Thank you to my friend, Lindsey Mead, for reminding me that in other years I’ve written a mid-year favorite books post. It’s hard to believe July is here, which means there’s no denying that the year is half over. Time for my favorites! HOWEVER, I’m not just focusing on favorite books for this post.
I’ve read 32 books so far this year. The few I’m highlighting today are the books I would recommend with no hesitation. I’ve liked others on my 2015 list, even liked them a lot, but these are the few I would put in your hand and say, “If you can only read a couple of books this year, then this one is worth your very very very precious reading time.”
Please let me know which books have stood out for you so far this year. You know what’s missing on my 2015 reading list? More fiction! I really do not need to read any more essay collections or memoirs this year.
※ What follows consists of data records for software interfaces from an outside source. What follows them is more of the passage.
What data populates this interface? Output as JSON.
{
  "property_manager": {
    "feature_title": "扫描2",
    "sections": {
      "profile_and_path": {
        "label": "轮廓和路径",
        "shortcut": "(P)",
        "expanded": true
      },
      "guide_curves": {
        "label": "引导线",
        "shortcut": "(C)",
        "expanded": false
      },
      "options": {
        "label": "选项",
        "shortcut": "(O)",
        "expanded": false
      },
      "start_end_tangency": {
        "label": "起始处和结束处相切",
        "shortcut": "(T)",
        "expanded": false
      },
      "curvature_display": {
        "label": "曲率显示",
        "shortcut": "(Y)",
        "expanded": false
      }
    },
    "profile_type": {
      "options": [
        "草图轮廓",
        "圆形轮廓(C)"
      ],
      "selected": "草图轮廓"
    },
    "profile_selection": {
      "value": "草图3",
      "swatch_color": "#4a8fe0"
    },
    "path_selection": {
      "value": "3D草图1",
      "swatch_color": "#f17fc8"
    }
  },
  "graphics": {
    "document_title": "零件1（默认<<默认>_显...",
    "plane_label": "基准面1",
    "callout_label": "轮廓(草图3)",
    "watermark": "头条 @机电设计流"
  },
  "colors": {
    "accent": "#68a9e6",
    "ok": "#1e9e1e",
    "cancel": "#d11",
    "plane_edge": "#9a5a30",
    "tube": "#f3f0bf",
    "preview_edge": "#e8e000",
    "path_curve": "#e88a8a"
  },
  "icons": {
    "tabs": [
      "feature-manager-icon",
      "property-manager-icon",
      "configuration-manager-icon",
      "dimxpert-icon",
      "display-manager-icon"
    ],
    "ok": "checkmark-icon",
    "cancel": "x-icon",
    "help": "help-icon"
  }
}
I’m ready to dive back into the world of the untrue. You’ll see that my 2015 list is VERY nonfiction heavy and I’m craving fiction again. (But do not send me your published novel to review. I’m way behind on that already and will say, “Thank you for asking, but I can’t. I’m sorry.”)
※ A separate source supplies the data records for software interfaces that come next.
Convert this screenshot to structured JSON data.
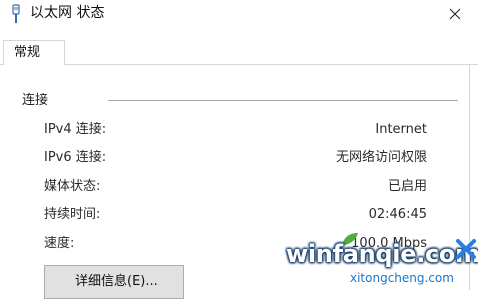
{
  "window": {
    "title": "以太网 状态"
  },
  "tabs": [
    {
      "label": "常规"
    }
  ],
  "connection": {
    "title": "连接",
    "rows": [
      {
        "label": "IPv4 连接:",
        "value": "Internet"
      },
      {
        "label": "IPv6 连接:",
        "value": "无网络访问权限"
      },
      {
        "label": "媒体状态:",
        "value": "已启用"
      },
      {
        "label": "持续时间:",
        "value": "02:46:45"
      },
      {
        "label": "速度:",
        "value": "100.0 Mbps"
      }
    ]
  },
  "buttons": {
    "details": "详细信息(E)..."
  },
  "watermark": {
    "main": "winfanqie.com",
    "sub": "xitongcheng.com"
  }
}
In the meantime, here is some nonfiction I’ve loved. I’m also recommending some great TV and movies.
I absolutely loved this essay collection. I had to read it with a tissue in my hand because in many parts I would tear up from trying to hold in my laughter. (I read in bed and the laughing wakes a totally unamused Bryan.) I wrote an entire review of Unabrow for Great New Books so check that out!
I’m a huge fan of epistolary novels, and this was the first nonfiction epistolary work I’ve read that sort of came off like a novel. It was cool to have this personal glimpse into the lives of these two friends keeping in touch while one was in Kenya in the Peace Corps and one was making her way in a new apartment and new job in NYC. I also enjoyed that the letters were written around (I think) 1996, which made me nostalgic for that pre-Facebook, pre-‘e’ everything time.
Excellent collection of essays. Daum has a way of writing somewhat formally but also with a familiar, friendly tone. It’s hard to explain, but what I mean is that she is a professional writer with a serious, solid voice, but she is also humorous and witty without slipping into the ridiculous.
I did not watch or adore much TV during the school year other than Scandal and Parenthood. (I love both even though the plot on this season’s Scandal was a tad too ridiculous and not as sexy as seasons past.) This summer, however, has been TV gold.
YOUNGER: The new show Younger is based on Pam Redmond Satran’s novel and it can be seen, surprisingly, on TVland. I saw “surprisingly” because I didn’t know that channel existed. I watched the entire 12-episode first season via On Demand. Here’s the premise, which I’m lifting from the show’s site.
TV Land’s Newest original “Younger,” stars Tony(R) Award winner Sutton Foster (“Bunheads”) Hilary Duff (“Lizzie McGuire”), Debi Mazar (“Entourage”) and Miriam Shor (“GCB”). The single-camera project, which is written, executive produced and directed by Darren Star (“Sex and the City”), is based on the novel “Younger” by Pamela Redmond Satran. Patricia Field, who worked with Star on “Sex and the City,” will be a costume consultant on the production.
“Younger” follows 40-year-old Liza (Foster), a suddenly single mother who tries to get back into the working world, only to find out it’s nearly impossible to start at the bottom at her age. When a chance encounter with a 20-something guy at a bar convinces her she looks younger than she is, Liza tries to pass herself off as 26 — with the help of a makeover, courtesy of her best friend Maggie (Mazar). Armed with new confidence, she lands a job as an assistant to the temperamental Diana (Shor) and teams up with her new co-worker and fellow 20-something Kelsey (Duff) to make it in the career of her dreams.
ODD MOM OUT: Although I’m very very very tired of NYC as the setting in books, TV shows, and movie, I do find the writing and everything else on Odd Mom Out, about a woman who feels out of place on the Upper East Side, refreshing, fun, and clever. This one is on Bravo and I caught up via On Demand. It’s scripted comedy, not reality TV. (I don’t do reality TV!) I especially loved the scene in this week’s episode when Jill, who does not always feel at home on the Upper East Side, realizes that Brooklyn would not be quite right either.
ORANGE IS THE NEW BLACK (Season 3): Yes, I’m already done. Yes, it’s wonderfully written and acted. Yes, I loved the Jewish plot line. Some people in reviewland haven’t liked this season. I thought it was nice to see Piper become more of a central side character rather than the protagonist.
INSIDE OUT: I never get to the movies anymore, but I did see Inside Out. It’s so good and worth every rave it has received. I also saw Cinderella, but I’m not sure it was in 2015, and I’m too lazy to Google it.
WHAT ARE YOU ENJOYING THESE DAYS IN THE WORLD OF ENTERTAINMENT?